Vamos-Rafa in deep warning track position to return serv pic.twitter.com/HprmIk4vDE— Brad Gilbert (@bgtennisnation) September 10, 2017
It’s like the 31-year-old is playing in another dimension.
"Any farther back and they will ask him for his ticket" - Chris Fowler on ESPN on how far back Nadal stands to return Anderson's serve— Randy Walker (@TennisPublisher) September 10, 2017
The 16-time major winner has incorporated this strategy against big servers before, using it to thwart Roger Federer's net attacks in the 2014 Australian Open semifinals. The risk is that Nadal gives up serving angles and leaves his own court more open. The rewards are his excellent margins and increased time to return serves by hitting deeper and carving unusual angles.

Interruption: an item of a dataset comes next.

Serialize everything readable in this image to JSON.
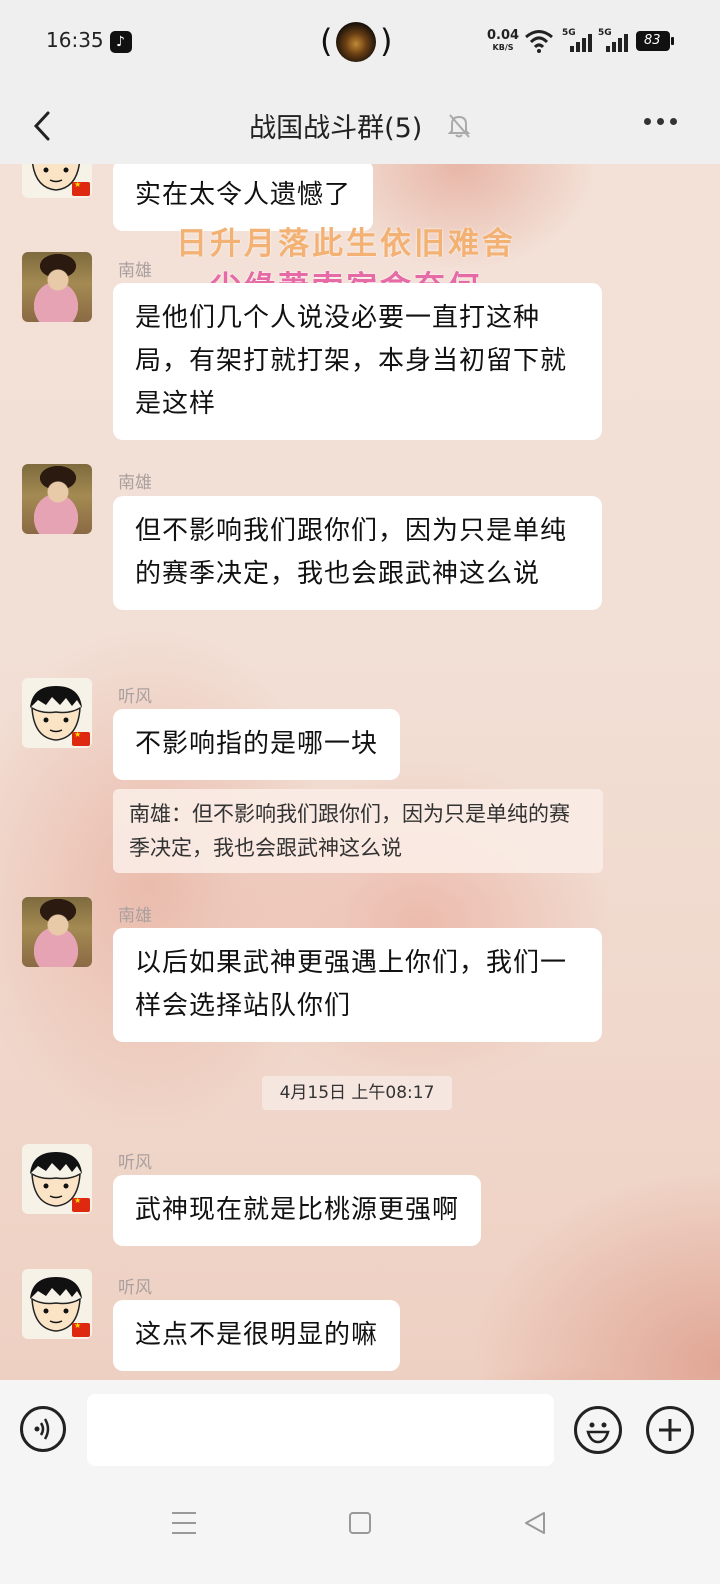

Rafa stands so far back to return Anderson's serve that his subsequent move to the baseline is akin to a net rush. It's working. #USOpen— Ed McGrogan (@EdMcGrogan) September 10, 2017
Early in the match, Nadal spun back in a crazy return that whirled around and over a hesitant 6'8" Anderson.
Coming into the match, Anderson talked about how important it would be to control the court. Instead, he was forced into uncomfortable approach shots at critical times and won only 16 of 34 points at net.
By the second set, Nadal transitioned from a defensive attack to aggressively punching more winners than Anderson (15 to 6) and using the court like an exercise in advanced geometry. The world No. 1 never wavered in his tactics, and Anderson was unable to respond. He failed to create a single breakpoint opportunity.
this is the most dominant performance by an invisible person since Kevin Bacon in "Hollow Man" pic.twitter.com/f9aR4pjbL3— Ricky Dimon (@Dimonator) September 10, 2017
Never underestimate the heart—I mean, the unorthodox tactics—of a champ. Nadal's ultra-deep return position got him all the breaks he needed— Steve Tignor (@SteveTignor) September 10, 2017
Credit Nadal’s talent, unconventional style and competitive heart. It's clear he's also one of the great thinkers in the game. He adapts, readjusts and finds ways to deliver new strokes for familiar results.